rivermouths, behind barrier beaches and in protected embayments. By contrast, the wetlands in
eastern Georgian Bay tend to be small (< 2 ha), and form wetland complexes that function as
large wetland units (Midwood and Chow-Fraser 2015).
These wetlands in eastern Georgian Bay have pre-Cambrian granitic rock that shapes the morphology of the wetlands. There are, however, some wetlands in the southeast portion of Georgian Bay that have sedimentary limestone bedrock, similar to that in the Bruce Peninsula and Manitoulin Island (Midwood et al 2012). The third aspect that makes eastern Georgian Bay unique is the archipelago, rumoured to have 30,000+ islands, that dot the coast between Severn Sound and the French River. Often, there are small protected wetlands in the lee of these islands that provide excellent habitat for turtles and fish.
Similar to other wetlands of Lake Huron, those in Georgian Bay are naturally oligotrophic and have bulrushes (Schoenplectus spp.) as the dominant emergent vegetation. Lakes Huron-Michigan have experienced sustained low water levels since the late 1990s. The lack of inter-annual water-level fluctuation has negatively impacted both the species richness and diversity of plant and fish communities in the wetlands (Midwood and Chow-Fraser 2012). This is because changing water levels prevent the establishment of plant monocultures, allowing species to occupy different niches as the water level changes, and diverse aquatic plant communities tend to attract a diverse community of fish (Cvetkovic et al. 2010). The low water levels have been attributed to factors including long-term climate variability and the more recent effects of global climate change, glacial isostatic rebound, as well as past dredging of the St. Clair River.

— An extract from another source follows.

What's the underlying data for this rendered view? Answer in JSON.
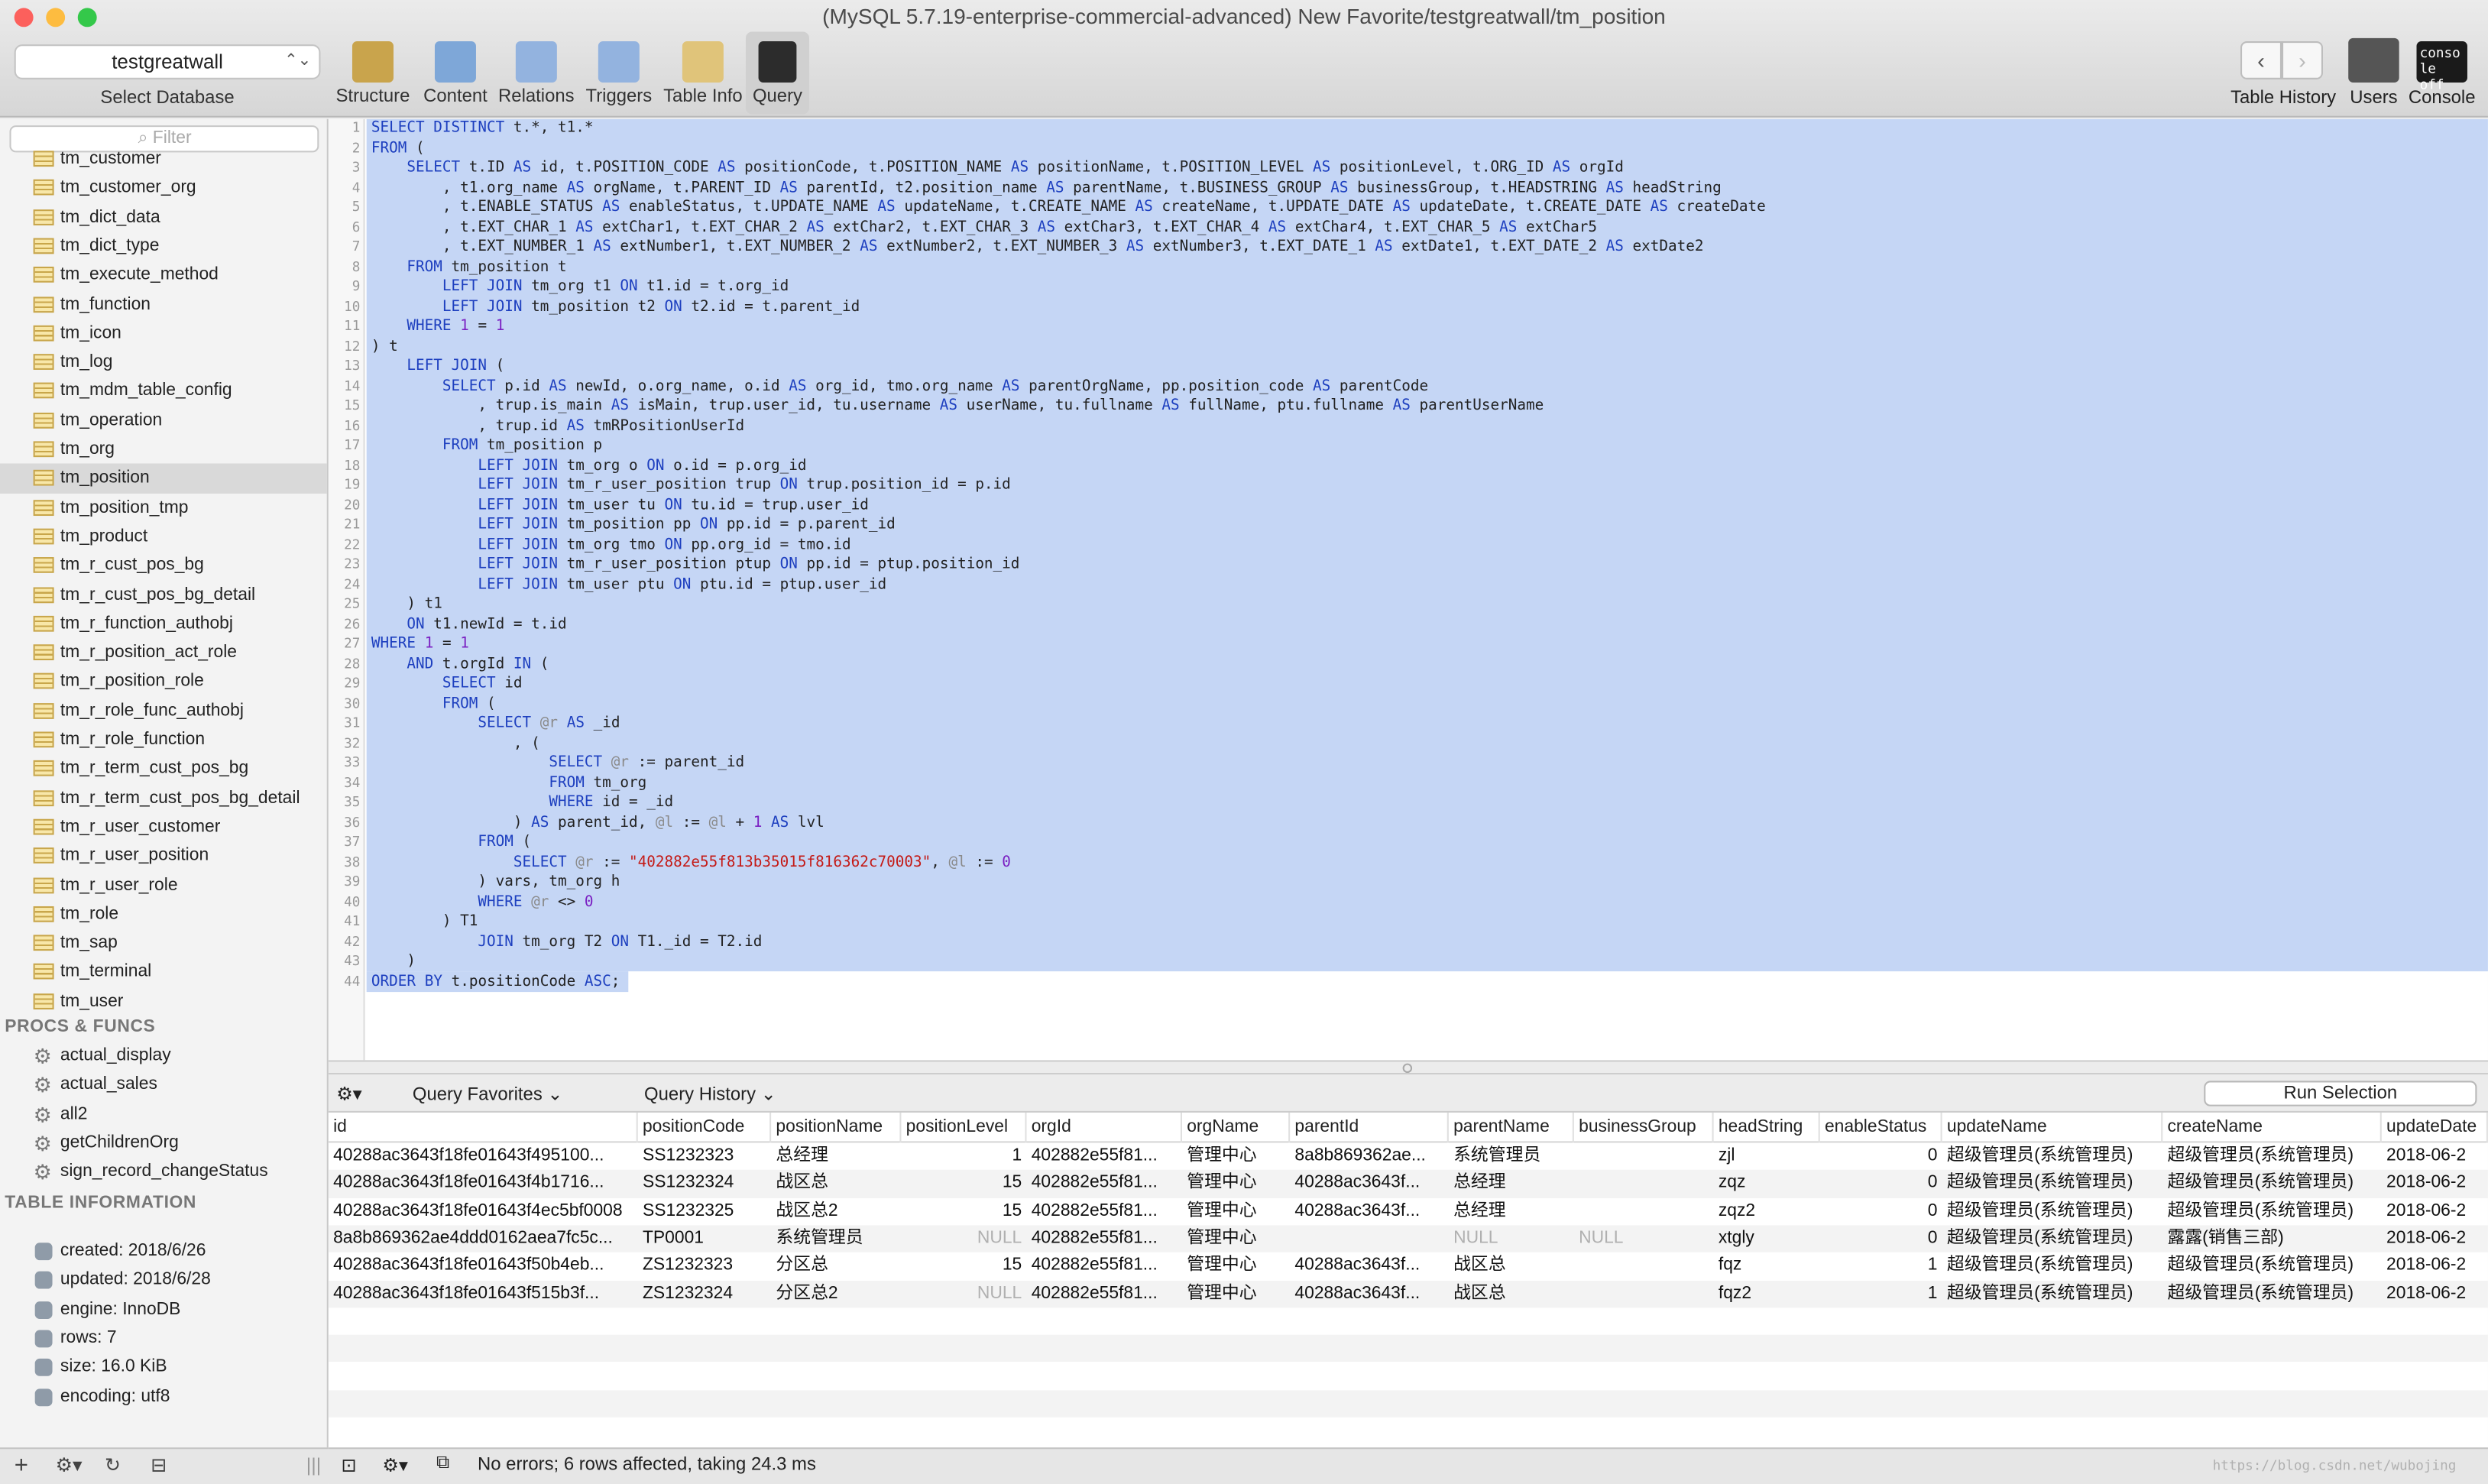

This report summarizes the ecosystem status of coastal wetlands in eastern and northern Georgian Bay and the North Channel according to quaternary watersheds. Wetlands had been sampled with the same protocols for water quality, macrophyte and fish communities between 1998 and 2014.